§ **What the task requires**
Counting only lines of the listing below that hold the word "must", give the total and nothing else.

Data supplied START

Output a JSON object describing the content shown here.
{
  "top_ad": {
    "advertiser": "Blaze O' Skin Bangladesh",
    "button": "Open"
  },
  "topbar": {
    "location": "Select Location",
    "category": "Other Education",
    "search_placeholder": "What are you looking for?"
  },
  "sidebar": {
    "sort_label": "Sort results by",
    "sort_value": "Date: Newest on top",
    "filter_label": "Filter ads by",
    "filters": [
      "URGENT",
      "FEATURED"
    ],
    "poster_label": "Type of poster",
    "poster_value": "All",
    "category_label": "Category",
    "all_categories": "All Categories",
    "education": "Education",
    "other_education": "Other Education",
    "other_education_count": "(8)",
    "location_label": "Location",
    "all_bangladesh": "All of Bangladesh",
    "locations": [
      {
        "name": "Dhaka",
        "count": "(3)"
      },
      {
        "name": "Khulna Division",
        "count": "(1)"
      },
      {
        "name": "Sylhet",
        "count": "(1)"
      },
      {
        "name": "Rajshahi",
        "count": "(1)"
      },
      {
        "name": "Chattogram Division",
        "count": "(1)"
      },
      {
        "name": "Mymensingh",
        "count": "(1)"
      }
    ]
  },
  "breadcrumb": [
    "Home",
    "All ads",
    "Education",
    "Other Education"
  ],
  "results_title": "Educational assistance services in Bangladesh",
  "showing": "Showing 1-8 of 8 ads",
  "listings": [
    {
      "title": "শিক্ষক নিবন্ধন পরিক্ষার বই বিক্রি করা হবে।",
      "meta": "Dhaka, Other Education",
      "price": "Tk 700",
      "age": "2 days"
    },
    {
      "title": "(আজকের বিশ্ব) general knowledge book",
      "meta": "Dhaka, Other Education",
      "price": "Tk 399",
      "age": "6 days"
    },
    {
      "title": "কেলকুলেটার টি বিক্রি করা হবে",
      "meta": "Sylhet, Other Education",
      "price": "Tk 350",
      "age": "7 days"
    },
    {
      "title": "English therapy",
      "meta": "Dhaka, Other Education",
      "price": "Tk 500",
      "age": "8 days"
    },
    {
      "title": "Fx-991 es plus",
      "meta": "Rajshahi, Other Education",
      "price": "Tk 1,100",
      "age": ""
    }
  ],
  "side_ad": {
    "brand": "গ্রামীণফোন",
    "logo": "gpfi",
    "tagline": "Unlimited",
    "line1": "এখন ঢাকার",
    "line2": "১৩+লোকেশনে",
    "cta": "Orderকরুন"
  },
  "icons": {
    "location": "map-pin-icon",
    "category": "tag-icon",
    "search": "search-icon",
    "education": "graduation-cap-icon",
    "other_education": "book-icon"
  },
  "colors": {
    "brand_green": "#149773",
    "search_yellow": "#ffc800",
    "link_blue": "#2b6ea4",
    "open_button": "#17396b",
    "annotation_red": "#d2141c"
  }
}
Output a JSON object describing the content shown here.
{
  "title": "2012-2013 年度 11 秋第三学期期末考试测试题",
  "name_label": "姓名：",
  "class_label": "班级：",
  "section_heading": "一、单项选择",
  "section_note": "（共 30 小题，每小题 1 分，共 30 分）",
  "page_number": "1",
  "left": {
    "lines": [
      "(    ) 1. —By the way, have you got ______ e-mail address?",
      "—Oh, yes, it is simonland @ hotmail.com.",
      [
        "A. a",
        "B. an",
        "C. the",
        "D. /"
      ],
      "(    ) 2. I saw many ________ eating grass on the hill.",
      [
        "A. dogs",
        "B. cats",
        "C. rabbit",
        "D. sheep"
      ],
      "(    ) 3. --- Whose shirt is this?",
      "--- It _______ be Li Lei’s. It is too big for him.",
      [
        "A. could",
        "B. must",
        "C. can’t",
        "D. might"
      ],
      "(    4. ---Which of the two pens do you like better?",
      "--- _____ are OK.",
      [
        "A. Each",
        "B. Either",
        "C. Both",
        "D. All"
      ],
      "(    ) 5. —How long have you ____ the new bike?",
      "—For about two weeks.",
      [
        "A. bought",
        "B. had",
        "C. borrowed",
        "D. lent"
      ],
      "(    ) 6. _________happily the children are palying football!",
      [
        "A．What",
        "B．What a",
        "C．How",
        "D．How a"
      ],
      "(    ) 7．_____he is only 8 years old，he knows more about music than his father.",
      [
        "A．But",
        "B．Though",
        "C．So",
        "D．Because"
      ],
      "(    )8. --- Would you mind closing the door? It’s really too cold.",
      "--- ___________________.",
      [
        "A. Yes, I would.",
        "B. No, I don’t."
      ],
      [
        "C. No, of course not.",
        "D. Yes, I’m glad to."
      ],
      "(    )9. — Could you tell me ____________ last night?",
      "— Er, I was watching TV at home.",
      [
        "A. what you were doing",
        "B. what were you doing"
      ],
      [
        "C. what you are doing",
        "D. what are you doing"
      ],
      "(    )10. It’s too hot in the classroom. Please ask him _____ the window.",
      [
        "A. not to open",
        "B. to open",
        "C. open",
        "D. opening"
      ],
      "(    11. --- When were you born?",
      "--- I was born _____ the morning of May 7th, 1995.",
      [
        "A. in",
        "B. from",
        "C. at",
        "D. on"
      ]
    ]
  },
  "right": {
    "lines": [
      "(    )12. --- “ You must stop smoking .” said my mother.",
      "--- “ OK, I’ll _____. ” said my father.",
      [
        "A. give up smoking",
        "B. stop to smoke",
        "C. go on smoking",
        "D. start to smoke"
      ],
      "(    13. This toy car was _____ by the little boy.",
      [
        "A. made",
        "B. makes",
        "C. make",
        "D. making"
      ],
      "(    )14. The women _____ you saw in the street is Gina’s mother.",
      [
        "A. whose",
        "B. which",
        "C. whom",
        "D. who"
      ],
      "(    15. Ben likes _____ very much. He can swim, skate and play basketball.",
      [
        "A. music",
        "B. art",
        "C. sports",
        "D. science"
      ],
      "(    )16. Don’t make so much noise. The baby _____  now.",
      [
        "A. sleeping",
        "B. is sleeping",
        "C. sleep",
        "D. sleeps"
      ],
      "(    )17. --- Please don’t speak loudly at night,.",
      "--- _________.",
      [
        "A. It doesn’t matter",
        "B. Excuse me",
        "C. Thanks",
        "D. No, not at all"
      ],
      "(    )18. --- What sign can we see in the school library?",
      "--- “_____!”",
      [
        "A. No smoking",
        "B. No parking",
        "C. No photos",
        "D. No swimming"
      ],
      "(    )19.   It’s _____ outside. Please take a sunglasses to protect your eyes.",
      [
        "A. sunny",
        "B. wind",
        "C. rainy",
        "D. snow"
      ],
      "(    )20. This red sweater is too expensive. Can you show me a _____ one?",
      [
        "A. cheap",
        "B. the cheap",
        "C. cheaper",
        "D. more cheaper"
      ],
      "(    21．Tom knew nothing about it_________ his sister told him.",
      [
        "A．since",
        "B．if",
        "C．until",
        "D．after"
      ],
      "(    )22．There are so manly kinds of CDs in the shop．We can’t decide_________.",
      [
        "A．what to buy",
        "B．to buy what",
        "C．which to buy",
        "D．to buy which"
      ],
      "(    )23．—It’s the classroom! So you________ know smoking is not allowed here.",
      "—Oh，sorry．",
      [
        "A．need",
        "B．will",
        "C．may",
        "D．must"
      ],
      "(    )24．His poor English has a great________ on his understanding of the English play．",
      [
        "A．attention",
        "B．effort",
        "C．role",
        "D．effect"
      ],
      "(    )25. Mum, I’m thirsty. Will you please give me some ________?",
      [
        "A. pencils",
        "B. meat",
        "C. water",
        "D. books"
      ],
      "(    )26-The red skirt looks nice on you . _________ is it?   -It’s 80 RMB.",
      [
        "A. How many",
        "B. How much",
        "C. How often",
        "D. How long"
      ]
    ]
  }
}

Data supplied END

§ **Output for this exercise**
3